Chrimble has come way early here at TNM!
Seriously, in this Central News Agency report on a letter to the Economist from Taiwan’s UK rep Shen Lyushun, we have everything that is pea-brained, ignorant, ill-informed and pompous about the Ma Ying-effectual (bumbler) debacle crystallized into one big iceberg of piss!
First, Shen Lyushun – who seems like a decent enough fella (note the penchant for making his name ‘two words’ though, ala PRC) – doesn’t seem to have a clue what he’s talking about. Admitting that Economist’s depiction of Ma was pretty much spot on, he reckons “The people of Taiwan have every right to use harsh words against their president, but when a foreign media organization repeats the name calling it should at least use quotation marks.”
Where to start with this incredible statement? It’s almost as if Shen is a (the?) faithful subscriber to FTNM, as he couldn’t have backed up the main point of my last post on this (namely that it’s quite all right for local press to abuse their prez til the cows come home, but god forbid any WAIguo publication offers a comment) better if he’d tried.
And he’s asking for quotation marks (or inverted commas as they were when I was a wee NMer) for, er, what exactly? The statement in the economist clearly said: “The country appears to agree on one thing: Mr Ma is an ineffectual bumbler.” This was something that was not mentioned during all the caterwauling, by the way: the Economist was not actually calling Ma that but claiming that’s how he is now viewed in Taiwan. Now, while I do think that’s pretty much the case, it would be fair to call them on this because low opinion polls don’t necessarily = “ineffectual bumbler” (surely a tautology anyhow). It could just be they don’t like the guy (also probably true, so maybe a bit of both).
But that is NOT what Shen was moaning about. He’s asking for quotation marks for something that blatantly ISN’T a quote. He’s even admitting it’s not a quote by saying it’s “name calling” from the Taiwanese public. Why on earth would that need to go in quotes?
Economist Journo: What’s that they’re shouting in that crowd of protesters?
Translator: I think it’s “Ma, you bumbler! Step down, you BUMBLER!”
The only other real reason for using this punctuation is to denote ironic usage, something that was clearly not intended.

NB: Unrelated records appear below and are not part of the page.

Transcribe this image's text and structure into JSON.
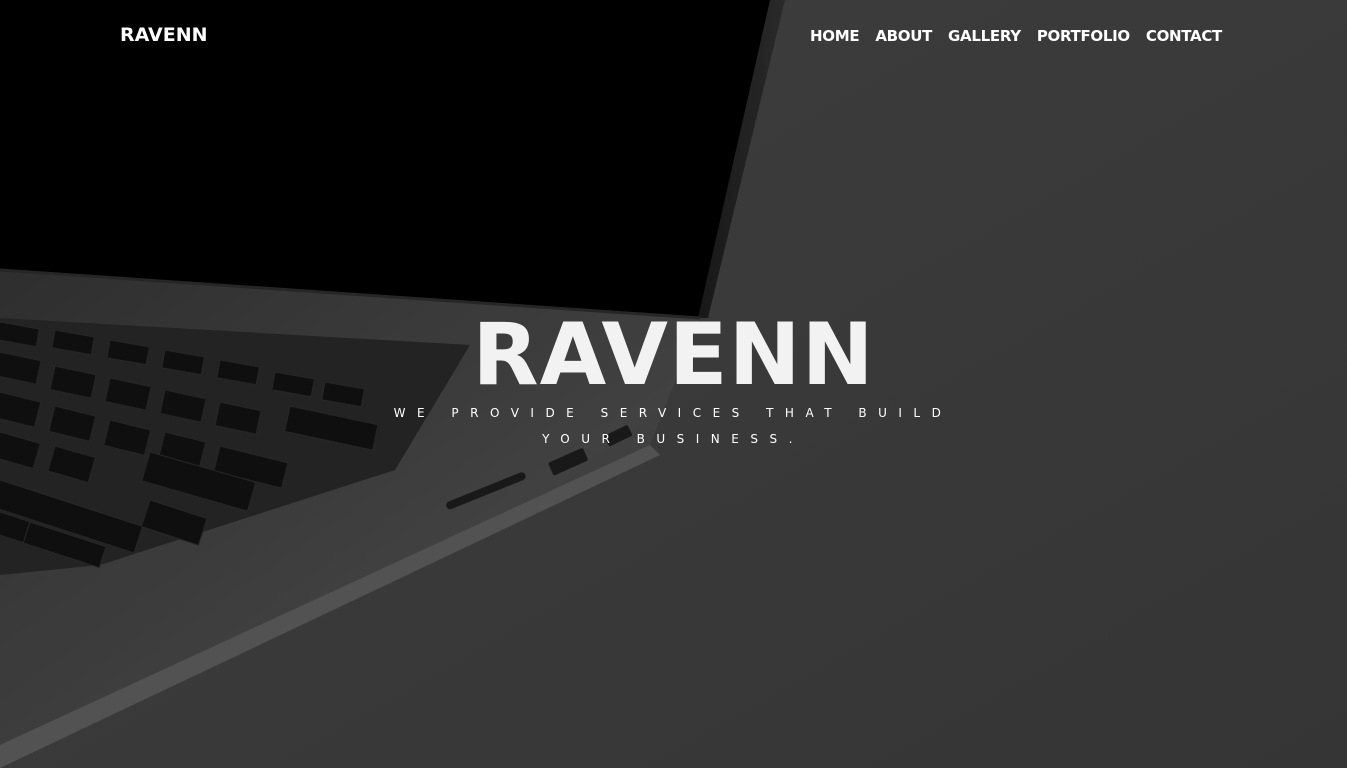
{
  "navbar": {
    "brand": "RAVENN",
    "links": [
      {
        "label": "HOME"
      },
      {
        "label": "ABOUT"
      },
      {
        "label": "GALLERY"
      },
      {
        "label": "PORTFOLIO"
      },
      {
        "label": "CONTACT"
      }
    ]
  },
  "hero": {
    "title": "RAVENN",
    "subtitle": "WE PROVIDE SERVICES THAT BUILD YOUR BUSINESS.",
    "background_image": "laptop-photo"
  },
  "colors": {
    "background": "#3f3f3f",
    "text": "#ffffff"
  }
}
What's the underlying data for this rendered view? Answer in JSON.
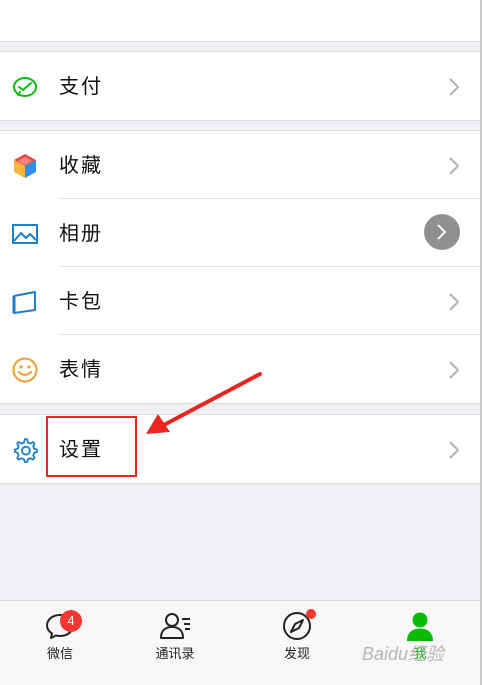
{
  "groups": {
    "pay": {
      "label": "支付"
    },
    "favorites": {
      "label": "收藏"
    },
    "album": {
      "label": "相册"
    },
    "cards": {
      "label": "卡包"
    },
    "stickers": {
      "label": "表情"
    },
    "settings": {
      "label": "设置"
    }
  },
  "tabbar": {
    "chats": {
      "label": "微信",
      "badge": "4"
    },
    "contacts": {
      "label": "通讯录"
    },
    "discover": {
      "label": "发现"
    },
    "me": {
      "label": "我"
    }
  },
  "watermark": "Baidu经验",
  "colors": {
    "accent_green": "#09bb07",
    "annotation_red": "#e8261f",
    "badge_red": "#f43530",
    "icon_blue": "#1a7fcc",
    "icon_orange": "#f0a030"
  }
}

I’m not 100 percent about Shen’s academic and career background, aside from the fact that he was MOFA deputy head for a while, but it doesn’t seem he knows much about journalism. As far as I’m aware, you don’t quote things that aren’t quotes. If he’s claiming it is a quote from a local rag, find me the quote in Chinese! The fact remains, if it was something that was said in the local media (not what the Economist was saying anyway) there is no reason for him to be saying “when a foreign media organization repeats the name calling”. Anyone repeating something verbatim should put it in quotes;why should it matter if they are foreign?
Sadly, that esteemed font of knowledge Michael Turton seems to falling for this red herring when he writes: “Shen is right; The Economist article carries not a single quote of any speaker on the topic, from (wo)man on the street to expert in the office.”
As I’ve said: It’s one thing saying the piece was short on quotes (it was an op-ed type thing, so I don’t really see why that is important) but another to demand quotes for something that WAS NOT A QUOTE!
Meanwhile, the proverbial crushed nuts on the mochi is this stroke of brilliance from “recognised authority on translation” (why does that title immediately make me suspicious?) Yu Kuang-chung. Chastising the local media for mischievous/sloppy Chinese rendering of “bumbler” (that much iis true enough: they were translating it as “idiot”), Yu declares: “‘bumbler’ refers to a person who has great skill but appears incompetent'”. Er … I reckon my dictionary needs an update.
In a meeting with Ma, Yu went on to assure the Prez that “the word also refers to a person who is down to earth, responsible and does not act rashly.” I think someone might be looking for a cushy advisory role …